Written by Lennae Starr (Whitman College), Internship in Sustainability and the Environment
This October, my internship was with the Monteverde Commission for Resilience to Climate Change (CORCLIMA), working to educate the people of the Monteverde zone about the new Value-Added Tax (IVA), the electronic receipt system, and the benefits of a circular economy. CORCLIMA is at the heart of Monteverde’s goal of achieving net-zero carbon emissions, taking the lead to educate people and implement sustainable practices.
A big challenge keeping Monteverde from reaching their goal of zero emissions is an ineffective waste management system. Decomposing organic matter, especially in wet, anaerobic conditions releases a lot of methane, which is a greenhouse gas (GHG) even more potent than carbon dioxide. The nearest landfill is over 40 kilometers away, which amounts to a lot of trucks driving back and forth.
The idea of a circular economy incorporates essentially all waste back into the system of production, eliminating emissions and landfills. Before doing the project, I had a very vague sense of what a circular economy was, but I have since learned so much about it and how it can combat climate change.
Part of my time was spent developing a game to display at the San Luis and Santa Elena farmers markets, and I decided to go with a Jeopardy-style game that tested peoples’ knowledge about a circular economy, climate change, sustainability, and local production. I also made instructions on how to create the board again if other people from CORCLIMA would like to use it in the future. Since what drew me to this internship was the opportunity to engage with the community and learn more about the steps the people of Monteverde are taking to become more sustainable, I was glad to be able to interact with people at each of the fairs.

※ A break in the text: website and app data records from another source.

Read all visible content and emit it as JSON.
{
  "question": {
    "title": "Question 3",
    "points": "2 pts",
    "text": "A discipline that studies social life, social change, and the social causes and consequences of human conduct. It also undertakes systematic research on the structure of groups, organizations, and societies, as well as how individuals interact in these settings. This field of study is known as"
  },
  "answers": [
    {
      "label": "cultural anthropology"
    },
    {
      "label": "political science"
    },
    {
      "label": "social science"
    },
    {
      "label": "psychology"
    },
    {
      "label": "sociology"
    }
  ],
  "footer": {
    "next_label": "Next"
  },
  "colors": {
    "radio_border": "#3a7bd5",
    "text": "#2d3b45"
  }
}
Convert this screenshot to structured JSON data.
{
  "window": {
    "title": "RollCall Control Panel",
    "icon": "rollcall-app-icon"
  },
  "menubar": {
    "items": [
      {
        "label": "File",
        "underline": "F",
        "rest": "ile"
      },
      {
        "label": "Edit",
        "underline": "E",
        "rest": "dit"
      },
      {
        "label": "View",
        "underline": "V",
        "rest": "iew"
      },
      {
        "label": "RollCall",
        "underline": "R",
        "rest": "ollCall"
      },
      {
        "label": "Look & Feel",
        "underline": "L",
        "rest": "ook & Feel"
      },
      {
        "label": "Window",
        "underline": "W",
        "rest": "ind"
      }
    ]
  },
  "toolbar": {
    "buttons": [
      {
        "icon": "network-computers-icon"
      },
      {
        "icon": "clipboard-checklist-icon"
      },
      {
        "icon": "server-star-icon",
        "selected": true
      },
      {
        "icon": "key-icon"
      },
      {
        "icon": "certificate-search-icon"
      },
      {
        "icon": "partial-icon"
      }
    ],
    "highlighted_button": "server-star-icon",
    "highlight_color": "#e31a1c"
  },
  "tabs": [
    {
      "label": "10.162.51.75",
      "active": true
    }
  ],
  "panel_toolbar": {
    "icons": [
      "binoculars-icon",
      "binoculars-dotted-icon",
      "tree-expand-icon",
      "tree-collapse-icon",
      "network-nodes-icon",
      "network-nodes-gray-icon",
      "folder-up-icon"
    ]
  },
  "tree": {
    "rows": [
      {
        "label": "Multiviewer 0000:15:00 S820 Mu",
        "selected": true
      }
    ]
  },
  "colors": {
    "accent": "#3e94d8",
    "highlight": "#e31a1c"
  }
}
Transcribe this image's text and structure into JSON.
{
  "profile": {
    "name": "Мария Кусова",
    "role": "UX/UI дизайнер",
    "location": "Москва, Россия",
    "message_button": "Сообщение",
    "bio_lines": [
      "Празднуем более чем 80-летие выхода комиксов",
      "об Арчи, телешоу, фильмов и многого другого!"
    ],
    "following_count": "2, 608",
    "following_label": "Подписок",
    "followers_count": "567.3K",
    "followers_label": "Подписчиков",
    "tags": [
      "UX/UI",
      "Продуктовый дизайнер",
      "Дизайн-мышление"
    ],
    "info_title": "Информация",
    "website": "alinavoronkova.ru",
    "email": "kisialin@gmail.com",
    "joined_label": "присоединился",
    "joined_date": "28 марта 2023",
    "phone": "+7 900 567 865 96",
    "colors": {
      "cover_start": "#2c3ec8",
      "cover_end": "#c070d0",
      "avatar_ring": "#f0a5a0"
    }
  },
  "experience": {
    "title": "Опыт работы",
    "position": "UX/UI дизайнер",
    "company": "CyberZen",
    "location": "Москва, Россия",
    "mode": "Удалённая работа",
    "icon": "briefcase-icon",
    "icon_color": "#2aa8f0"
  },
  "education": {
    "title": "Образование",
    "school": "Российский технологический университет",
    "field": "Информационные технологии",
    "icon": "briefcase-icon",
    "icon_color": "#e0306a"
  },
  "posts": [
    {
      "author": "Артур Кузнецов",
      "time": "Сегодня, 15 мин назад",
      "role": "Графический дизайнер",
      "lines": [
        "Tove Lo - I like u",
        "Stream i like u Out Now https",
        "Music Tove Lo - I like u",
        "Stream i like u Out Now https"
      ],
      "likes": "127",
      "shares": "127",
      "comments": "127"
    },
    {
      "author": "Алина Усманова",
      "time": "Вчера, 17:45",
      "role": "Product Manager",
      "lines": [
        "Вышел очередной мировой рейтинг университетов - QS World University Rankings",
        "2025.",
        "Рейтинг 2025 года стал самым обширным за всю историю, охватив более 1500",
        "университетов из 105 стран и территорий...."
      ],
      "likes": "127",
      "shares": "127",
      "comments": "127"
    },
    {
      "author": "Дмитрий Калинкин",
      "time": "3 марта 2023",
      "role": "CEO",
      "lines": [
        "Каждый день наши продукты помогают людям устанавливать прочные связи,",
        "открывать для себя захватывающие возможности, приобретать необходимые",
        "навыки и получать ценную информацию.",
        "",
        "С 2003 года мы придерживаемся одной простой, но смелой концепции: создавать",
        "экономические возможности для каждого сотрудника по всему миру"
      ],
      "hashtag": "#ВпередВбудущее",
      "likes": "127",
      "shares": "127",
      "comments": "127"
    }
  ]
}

I feel that my biggest accomplishment from this internship is the IVA/electronic receipt system information sheet. It was tricky to navigate the Ministry of Finance’s website, and sometimes the translation wasn’t good so I’d have to go back and forth between languages to understand. I really hope that putting the basics together into one sheet of paper, along with links to websites and videos where people can learn more, will benefit the community -- especially the people who don’t have reliable internet or access or who aren’t computer literate.